Sake is no different. The terroir of sake has not been emphasized in the past, but in recent years an increasing number of sake breweries have become actively involved in the production of locally rooted specific rice for their sakes. These ambitious initiatives have the potential to positively change Japanese agriculture and local communities, which are suffering from a declining birthrate and ageing population.

With this awareness of the issue in mind, last year, In the summer of 2022, I was asked to open a series of spin-off seminars called 'Sake Salon' together with my educator colleague at our local APP, Caplan Osaka School. I am in charge of a course on the regional characteristics of sake. Also, I have personally taken some of the attendees to sake breweries to enjoy sake with regional food, and to interact with the brewery owners and staffs. We have already been to Yamaguchi and Mie Prefecture, and more trips are coming up later this year. Planning these mini sake excursions have been a very fascinating and rewarding experience for me.

What do you enjoy most about your sake work?

Drinking! I'm only half joking… When I started creating a course on the regional characteristics of sake from scratch, the challenge I set myself was to make sure I visited and interviewed the local people for structuring the course, no matter how busy I was. In the process, I have been meeting the local brewers and tasting the sake that they have worked so hard to produce, as well as enjoying the local food. No two regions have the same sake and culinary tradition. Considering that my love of travelling led me to become a qualified guide in the first place, being able to experience this kind of excitement through my work is a real pleasure.

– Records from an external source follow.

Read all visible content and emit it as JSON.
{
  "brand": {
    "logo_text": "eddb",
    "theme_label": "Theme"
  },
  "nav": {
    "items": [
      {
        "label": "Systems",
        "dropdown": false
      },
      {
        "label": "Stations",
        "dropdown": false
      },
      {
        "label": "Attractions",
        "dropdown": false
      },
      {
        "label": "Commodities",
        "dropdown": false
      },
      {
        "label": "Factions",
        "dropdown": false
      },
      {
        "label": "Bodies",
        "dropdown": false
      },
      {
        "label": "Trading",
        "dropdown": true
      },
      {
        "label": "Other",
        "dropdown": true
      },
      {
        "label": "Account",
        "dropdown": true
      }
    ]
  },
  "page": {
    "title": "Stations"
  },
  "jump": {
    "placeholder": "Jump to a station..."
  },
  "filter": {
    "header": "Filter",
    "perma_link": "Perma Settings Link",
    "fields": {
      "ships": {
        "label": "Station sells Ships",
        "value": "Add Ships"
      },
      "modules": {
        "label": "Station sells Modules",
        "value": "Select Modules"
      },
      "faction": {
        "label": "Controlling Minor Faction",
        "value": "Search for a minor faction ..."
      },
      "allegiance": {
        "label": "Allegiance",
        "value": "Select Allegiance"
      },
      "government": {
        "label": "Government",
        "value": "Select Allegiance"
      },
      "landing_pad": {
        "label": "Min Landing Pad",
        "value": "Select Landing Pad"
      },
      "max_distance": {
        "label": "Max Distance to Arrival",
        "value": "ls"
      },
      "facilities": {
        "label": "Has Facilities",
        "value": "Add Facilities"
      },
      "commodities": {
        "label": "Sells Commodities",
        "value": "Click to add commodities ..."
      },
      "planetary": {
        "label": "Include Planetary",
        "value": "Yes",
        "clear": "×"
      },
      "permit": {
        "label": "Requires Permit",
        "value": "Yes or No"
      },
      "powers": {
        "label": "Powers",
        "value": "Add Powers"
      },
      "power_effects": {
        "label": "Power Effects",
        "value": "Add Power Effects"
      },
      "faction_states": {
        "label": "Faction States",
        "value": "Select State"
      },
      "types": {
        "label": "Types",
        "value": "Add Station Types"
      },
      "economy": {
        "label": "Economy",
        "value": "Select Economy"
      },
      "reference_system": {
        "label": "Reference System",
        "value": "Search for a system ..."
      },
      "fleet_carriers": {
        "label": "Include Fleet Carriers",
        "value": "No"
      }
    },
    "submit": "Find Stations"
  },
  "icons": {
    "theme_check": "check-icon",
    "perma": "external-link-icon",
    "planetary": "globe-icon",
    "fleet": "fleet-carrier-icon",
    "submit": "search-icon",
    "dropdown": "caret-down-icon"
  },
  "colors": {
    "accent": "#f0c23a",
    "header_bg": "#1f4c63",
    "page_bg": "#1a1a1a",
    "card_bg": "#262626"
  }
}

What are your top tips for anyone studying sake and want to develop their career in sake industry?

Take as many tasting notes as possible. The Systematic Approach to Tasting is about using your senses, thinking for yourself, and building up your own hypothesis. Also, please visit the sake production sites as much as possible. This may include your local craft sake brewers in your country. These visits will be full of a-ha moments that you cannot learn from books alone.

On top of that, you need to know what kind of history, social background and culture are behind a delectable glass of sake you see in front of you. There is no sake without a great story. I believe that sharing a story with enthusiasm can help you build a career in the sake industry… In other words, have the PASSION for sake or fall in love with sake, if you like. Passion is contagious, so if you have it in your heart, your career will grow naturally, just as rice seedlings planted in the rice paddy will eventually bear ears of rice.

Want to know more about sake trends? Catch up on our recent webinar with Natsuki Kikuya, our product development manager for sake.